"Where is the border?" asks agent T.C. Rasmusson. He will ask the question half a dozen times as he escorts a reporter through the San Ysidro Mountains one July evening. Here, in the mountains surrounding Tecate, Calif., and its sister city by the same name across the border, there is no easy way to tell where one stands. Beyond the corrugated metal wall that runs for three miles west of the Tecate port of entry, there are only the occasional concrete border monuments and landmarks, memorized by the smugglers who traffic in people and drugs, and by the Border Patrol agents whose job it is to keep them out. A ranch there is in Mexico; a tree here in the United States. The landscape looks the same as far as the eye can see. But every night, hundreds of people risk their lives crossing this invisible border that runs through these unforgiving mountains.
Not all of them make it. Some die of heat stroke or hypothermia, unprepared for the hot days or the cold nights. Some drown crossing the Tijuana River. Others are murdered by bandits or abandoned by their "guides" when they can't keep up. Four died in a wildfire earlier this year. Thousands are apprehended by the Border Patrol and returned to Mexico, only to try all over again. The risks are infinite. But still they keep coming.
"The law is black and white," Rasmusson says. "What you see out here is gray." He stops the Bronco he's driving in Cottonwood Canyon and gets out to inspect some footprints in the dusty soil. He can tell by the amount of sand that has filled in the prints they are more than an hour old. He drives further, continually looking for signs of traffic-"cutting for sign" in Border Patrol parlance.
Few agents here believe they will see the day when illegal immigrants are deterred from crossing the border.

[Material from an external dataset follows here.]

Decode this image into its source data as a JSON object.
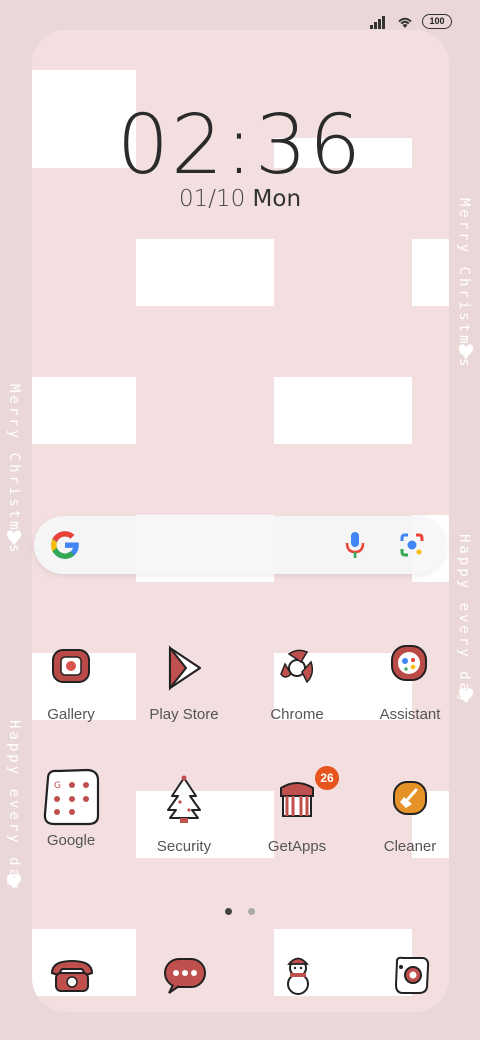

So long as the rewards vastly outweigh the risks, so long as American business and agriculture seek cheap labor, and so long as the Mexican and Latin American economies cannot provide adequate jobs, the illegal immigrants will continue to come. And the Border Patrol will continue to apprehend them, put them on buses and return them to Mexico. It is a cycle they don't expect to see broken in their lifetime.
"You can't really think about this job too much," says one veteran agent. "Otherwise you'll get too frustrated, it will seem too futile, and you'll just give up."